I was initially resistant to Diners Drive-In & Dives, being put off by its unappetising title, the ‘middle-aged Blink 182 fan’ fashion sense of host Guy Fieri and my misguided belief that it was just a Man Vs Food-Come-Lately, but in many ways it is the superior show – just – on account of its willingness to zig-zag the States at will, and its ‘procedural’ approach to the location’s signature dishes – by which I mean, it shows you how to cook them, albeit at a breakneck pace. These segments make one realise that, though a chef may work in a diner, a drive-in or a dive, the best of them take an insane level of fastidious care in the preparation of their food, and Fieri, despite the comedy bleached hair and propensity for ‘eccentric’ sunglasses, is a successful restaurateur and is presumably well-versed in playing second fiddle to his culinary genii, so is happy to play it straight and let the chefs walk him through the process. The show’s palate is also a lot broader than Man Vs Food’s, less beholden to burgers, hot dogs, pizza and fried things, although all of those feature too. Marlin burger, anyone? Wood-fired meatballs? Deep-fried poutine fritters? It’s all here.

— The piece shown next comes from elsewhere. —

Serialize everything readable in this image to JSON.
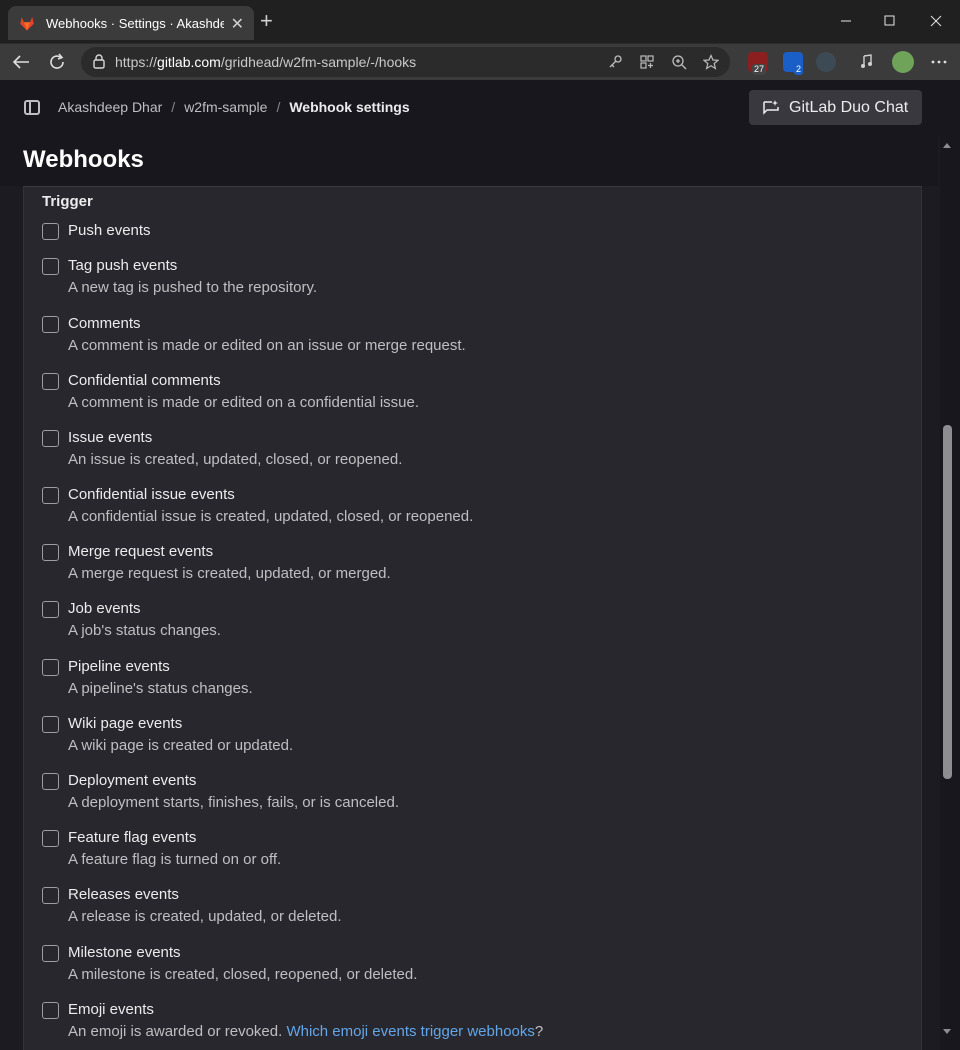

If I had to put my finger on it, I’d say that British food TV has become tetchy and joyless – it’s significant that our most high-profile TV chef, young Mr Oliver, has morphed into a sanctimonious campaigner against anything that might be considered remotely bad for you, our own Man Vs Sugar – at precisely the juncture that US food TV has become a celebration of indulgence, of the SPLAT! and the OOZE! and the SIZZLE! and the BURRRRRP! of eating. We need to bring that joy back, lest its absence permanently dampens our eating pleasure. Let’s start by showing those Yanks how to make a proper Cornish pasty, and then take it from there.


Man Vs Food, Diners Drive-Ins & Dives, Man Fire Food, Cheap Eats, The Barefoot Contessa and Man Finds Food can all be seen in the UK on the Food Network channel.



Who is Pete Cashmore

Pete Cashmore is a freelance writer from Wolverhampton who has written for (deep breath)


The Guardian, The Sun, The Daily Mail, The Telegraph, The Independent, Marie Claire, Grazia, Loaded, Nuts, New Musical Express, Melody Maker, Arena, The Face, Channel 4, Radio 1, Ministry, Mixmag, Muzik and the Lawn Tennis Association’s in-house magazine.

He was 2017’s West Midlands Journalist Of The Year.


He has just had his first children’s story Herbert The Honking Bee published. He can be found on Twitter at @tweetcashmore